Understanding risk: separating fact from fiction

Recently prepared for a speech to the upcoming ICSA conference “It is difficult to make predictions,” the saying goes, “especially about the future.” Originating, apparently, with a Danish politician named Karl Steincke in the 1920s, the aphorism has been attributed variously to Mark Twain, Niels Bohr, Yogi Berra, Samuel Goldwyn, even Confucius. Which only goes…

Internal audit, going concern, Jessops and the sweep of history

An earlier version of this article appears on the ACCA e-newsletter here. With multiple UK high-street retailers failing since Christmas 2012, it is reasonable to ask ‘where were the internal auditors?’ and ‘where was these firms’ management of risk’?  The rash of failures in a single sector raises inevitable questions about the focus of risk…

Excuse me, how many lines of defence? The new financial Maginot lines . . .

Depending on your point of view, the ‘three lines of defence’ metaphor has its origins in either sport or in military planning.  It brings to mind three distinct lines operating independently; each ready to step in to save the day if the line before it crumbles.  In NFL, there can be three lines of defence…
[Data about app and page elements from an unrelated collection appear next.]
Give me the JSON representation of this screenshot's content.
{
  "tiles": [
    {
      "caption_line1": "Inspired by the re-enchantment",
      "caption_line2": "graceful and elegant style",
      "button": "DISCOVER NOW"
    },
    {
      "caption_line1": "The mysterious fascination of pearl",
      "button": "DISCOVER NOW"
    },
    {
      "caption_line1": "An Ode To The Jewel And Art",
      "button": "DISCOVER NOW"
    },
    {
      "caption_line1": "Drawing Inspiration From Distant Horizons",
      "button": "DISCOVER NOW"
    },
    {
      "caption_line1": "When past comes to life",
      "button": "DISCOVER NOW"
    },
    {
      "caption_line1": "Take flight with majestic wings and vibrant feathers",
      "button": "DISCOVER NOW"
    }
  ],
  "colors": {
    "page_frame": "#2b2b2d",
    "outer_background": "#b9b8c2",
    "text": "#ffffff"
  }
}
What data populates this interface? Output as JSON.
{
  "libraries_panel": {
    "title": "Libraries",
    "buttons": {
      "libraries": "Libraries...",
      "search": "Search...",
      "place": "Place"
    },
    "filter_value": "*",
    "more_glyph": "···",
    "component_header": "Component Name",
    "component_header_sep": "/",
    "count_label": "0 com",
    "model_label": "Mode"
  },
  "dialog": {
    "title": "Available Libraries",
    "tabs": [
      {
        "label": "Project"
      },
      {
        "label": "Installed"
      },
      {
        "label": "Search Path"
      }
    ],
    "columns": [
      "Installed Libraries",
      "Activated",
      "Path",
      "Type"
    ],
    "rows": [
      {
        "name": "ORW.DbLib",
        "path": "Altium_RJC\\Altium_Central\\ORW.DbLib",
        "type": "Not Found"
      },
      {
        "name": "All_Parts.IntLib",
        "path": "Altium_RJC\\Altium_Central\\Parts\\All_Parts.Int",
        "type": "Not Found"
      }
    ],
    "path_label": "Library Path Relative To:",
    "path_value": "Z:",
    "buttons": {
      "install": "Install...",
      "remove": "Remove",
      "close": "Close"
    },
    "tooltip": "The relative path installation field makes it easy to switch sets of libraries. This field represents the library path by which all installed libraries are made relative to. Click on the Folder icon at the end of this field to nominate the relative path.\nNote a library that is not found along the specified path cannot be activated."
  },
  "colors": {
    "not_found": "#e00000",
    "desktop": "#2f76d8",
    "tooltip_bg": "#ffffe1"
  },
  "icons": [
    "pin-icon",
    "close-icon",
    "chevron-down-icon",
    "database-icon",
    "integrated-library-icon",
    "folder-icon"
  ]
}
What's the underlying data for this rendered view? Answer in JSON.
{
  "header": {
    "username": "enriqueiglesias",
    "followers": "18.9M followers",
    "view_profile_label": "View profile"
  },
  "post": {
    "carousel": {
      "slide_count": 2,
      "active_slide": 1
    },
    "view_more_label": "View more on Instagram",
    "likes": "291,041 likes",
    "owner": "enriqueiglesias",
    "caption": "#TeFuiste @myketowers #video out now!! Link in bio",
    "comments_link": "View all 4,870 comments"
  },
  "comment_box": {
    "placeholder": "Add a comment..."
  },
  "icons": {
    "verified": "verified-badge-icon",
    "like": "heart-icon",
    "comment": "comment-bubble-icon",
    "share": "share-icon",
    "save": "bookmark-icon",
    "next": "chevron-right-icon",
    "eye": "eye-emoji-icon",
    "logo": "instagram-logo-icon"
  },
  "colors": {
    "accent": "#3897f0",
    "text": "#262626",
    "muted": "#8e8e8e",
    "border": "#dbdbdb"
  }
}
Internal audit in financial services: a long time to wait for not very much

“Time is the old justice that examines all such offenders, and let Time try.” As You Like It, Act IV, Scene 1      As Canadian consultant Tim Leech pointed out in an ACCA column in 2009, internal auditors really didn’t have a good financial crisis.  Quite validly, Tim asked the question: Not being fingered for…

An agenda for improving corporate risk management

In the course of preparing a series of seminars we will be delivering in London this winter, we have focused on what an agenda or ‘manifesto’ for improving corporate risk performance would look like.  What should the firm do practically to improve its management of risk and uncertainty? The agenda has five items. 1. Better…

The truth about Neil Armstrong, Barclays, LIBOR, risk & culture

To go directly to the commentary paper, ‘Regulation, risk & culture: will we never learn?’, click here. The report of the parliamentary Treasury Committee on LIBOR appeared a week after the death of American astronaut, Neil Armstrong.  The two events are strangely linked by their relevance to culture – but separated by a yawning gap in the…

A voyage in oxymoron: a case study in ERM system selection

ERM is a broad church. Currently, it means different things to different people, depending on experience and discipline.  How far can the term be pushed before it loses meaning? In a recent chat thread, a US central government agency’s head of risk appealed for “an ERM system evaluation checklist” to be used “to compare features…